# [Exercise description]
Every line of the data should be output word for word.

# [Dataset rows describing interfaces]
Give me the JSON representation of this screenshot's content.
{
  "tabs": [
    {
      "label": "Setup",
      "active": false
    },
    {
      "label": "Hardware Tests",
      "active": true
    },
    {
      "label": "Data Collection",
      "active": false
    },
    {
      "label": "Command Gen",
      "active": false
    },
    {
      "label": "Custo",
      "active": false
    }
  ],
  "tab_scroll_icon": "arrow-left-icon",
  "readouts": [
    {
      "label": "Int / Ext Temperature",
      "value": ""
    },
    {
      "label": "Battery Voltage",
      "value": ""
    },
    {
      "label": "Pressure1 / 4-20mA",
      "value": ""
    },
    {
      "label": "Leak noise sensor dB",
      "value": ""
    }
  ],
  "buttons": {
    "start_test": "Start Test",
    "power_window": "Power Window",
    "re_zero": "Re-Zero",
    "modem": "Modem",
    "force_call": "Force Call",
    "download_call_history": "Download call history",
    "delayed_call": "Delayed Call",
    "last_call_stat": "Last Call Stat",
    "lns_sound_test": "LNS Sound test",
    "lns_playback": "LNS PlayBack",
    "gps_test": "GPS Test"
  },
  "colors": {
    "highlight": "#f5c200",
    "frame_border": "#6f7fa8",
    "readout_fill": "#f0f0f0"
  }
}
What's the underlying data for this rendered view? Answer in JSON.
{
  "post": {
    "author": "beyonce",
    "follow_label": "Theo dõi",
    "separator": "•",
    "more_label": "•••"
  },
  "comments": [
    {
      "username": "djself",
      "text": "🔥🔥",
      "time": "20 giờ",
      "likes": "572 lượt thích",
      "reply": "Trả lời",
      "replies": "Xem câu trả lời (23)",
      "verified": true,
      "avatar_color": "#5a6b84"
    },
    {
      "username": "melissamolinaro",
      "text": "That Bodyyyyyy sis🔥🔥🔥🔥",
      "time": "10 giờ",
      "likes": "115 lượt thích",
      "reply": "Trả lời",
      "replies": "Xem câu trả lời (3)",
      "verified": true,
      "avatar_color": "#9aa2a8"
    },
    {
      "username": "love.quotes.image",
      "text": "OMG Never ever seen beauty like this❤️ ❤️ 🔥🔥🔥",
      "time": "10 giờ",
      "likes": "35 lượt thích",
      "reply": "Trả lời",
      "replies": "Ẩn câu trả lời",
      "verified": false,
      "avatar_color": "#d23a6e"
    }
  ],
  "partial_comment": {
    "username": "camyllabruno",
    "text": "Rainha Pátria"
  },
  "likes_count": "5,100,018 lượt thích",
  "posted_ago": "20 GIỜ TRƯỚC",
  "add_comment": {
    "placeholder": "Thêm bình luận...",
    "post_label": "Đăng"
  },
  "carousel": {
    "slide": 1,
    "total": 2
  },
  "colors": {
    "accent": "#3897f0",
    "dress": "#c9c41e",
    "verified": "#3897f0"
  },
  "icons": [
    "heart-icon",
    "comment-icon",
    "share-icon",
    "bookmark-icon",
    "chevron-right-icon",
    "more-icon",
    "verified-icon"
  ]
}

# [Exercise output]
Give me the JSON representation of this screenshot's content.
{
  "tabs": [
    {
      "label": "Setup",
      "active": false
    },
    {
      "label": "Hardware Tests",
      "active": true
    },
    {
      "label": "Data Collection",
      "active": false
    },
    {
      "label": "Command Gen",
      "active": false
    },
    {
      "label": "Custo",
      "active": false
    }
  ],
  "tab_scroll_icon": "arrow-left-icon",
  "readouts": [
    {
      "label": "Int / Ext Temperature",
      "value": ""
    },
    {
      "label": "Battery Voltage",
      "value": ""
    },
    {
      "label": "Pressure1 / 4-20mA",
      "value": ""
    },
    {
      "label": "Leak noise sensor dB",
      "value": ""
    }
  ],
  "buttons": {
    "start_test": "Start Test",
    "power_window": "Power Window",
    "re_zero": "Re-Zero",
    "modem": "Modem",
    "force_call": "Force Call",
    "download_call_history": "Download call history",
    "delayed_call": "Delayed Call",
    "last_call_stat": "Last Call Stat",
    "lns_sound_test": "LNS Sound test",
    "lns_playback": "LNS PlayBack",
    "gps_test": "GPS Test"
  },
  "colors": {
    "highlight": "#f5c200",
    "frame_border": "#6f7fa8",
    "readout_fill": "#f0f0f0"
  }
}
What's the underlying data for this rendered view? Answer in JSON.
{
  "post": {
    "author": "beyonce",
    "follow_label": "Theo dõi",
    "separator": "•",
    "more_label": "•••"
  },
  "comments": [
    {
      "username": "djself",
      "text": "🔥🔥",
      "time": "20 giờ",
      "likes": "572 lượt thích",
      "reply": "Trả lời",
      "replies": "Xem câu trả lời (23)",
      "verified": true,
      "avatar_color": "#5a6b84"
    },
    {
      "username": "melissamolinaro",
      "text": "That Bodyyyyyy sis🔥🔥🔥🔥",
      "time": "10 giờ",
      "likes": "115 lượt thích",
      "reply": "Trả lời",
      "replies": "Xem câu trả lời (3)",
      "verified": true,
      "avatar_color": "#9aa2a8"
    },
    {
      "username": "love.quotes.image",
      "text": "OMG Never ever seen beauty like this❤️ ❤️ 🔥🔥🔥",
      "time": "10 giờ",
      "likes": "35 lượt thích",
      "reply": "Trả lời",
      "replies": "Ẩn câu trả lời",
      "verified": false,
      "avatar_color": "#d23a6e"
    }
  ],
  "partial_comment": {
    "username": "camyllabruno",
    "text": "Rainha Pátria"
  },
  "likes_count": "5,100,018 lượt thích",
  "posted_ago": "20 GIỜ TRƯỚC",
  "add_comment": {
    "placeholder": "Thêm bình luận...",
    "post_label": "Đăng"
  },
  "carousel": {
    "slide": 1,
    "total": 2
  },
  "colors": {
    "accent": "#3897f0",
    "dress": "#c9c41e",
    "verified": "#3897f0"
  },
  "icons": [
    "heart-icon",
    "comment-icon",
    "share-icon",
    "bookmark-icon",
    "chevron-right-icon",
    "more-icon",
    "verified-icon"
  ]
}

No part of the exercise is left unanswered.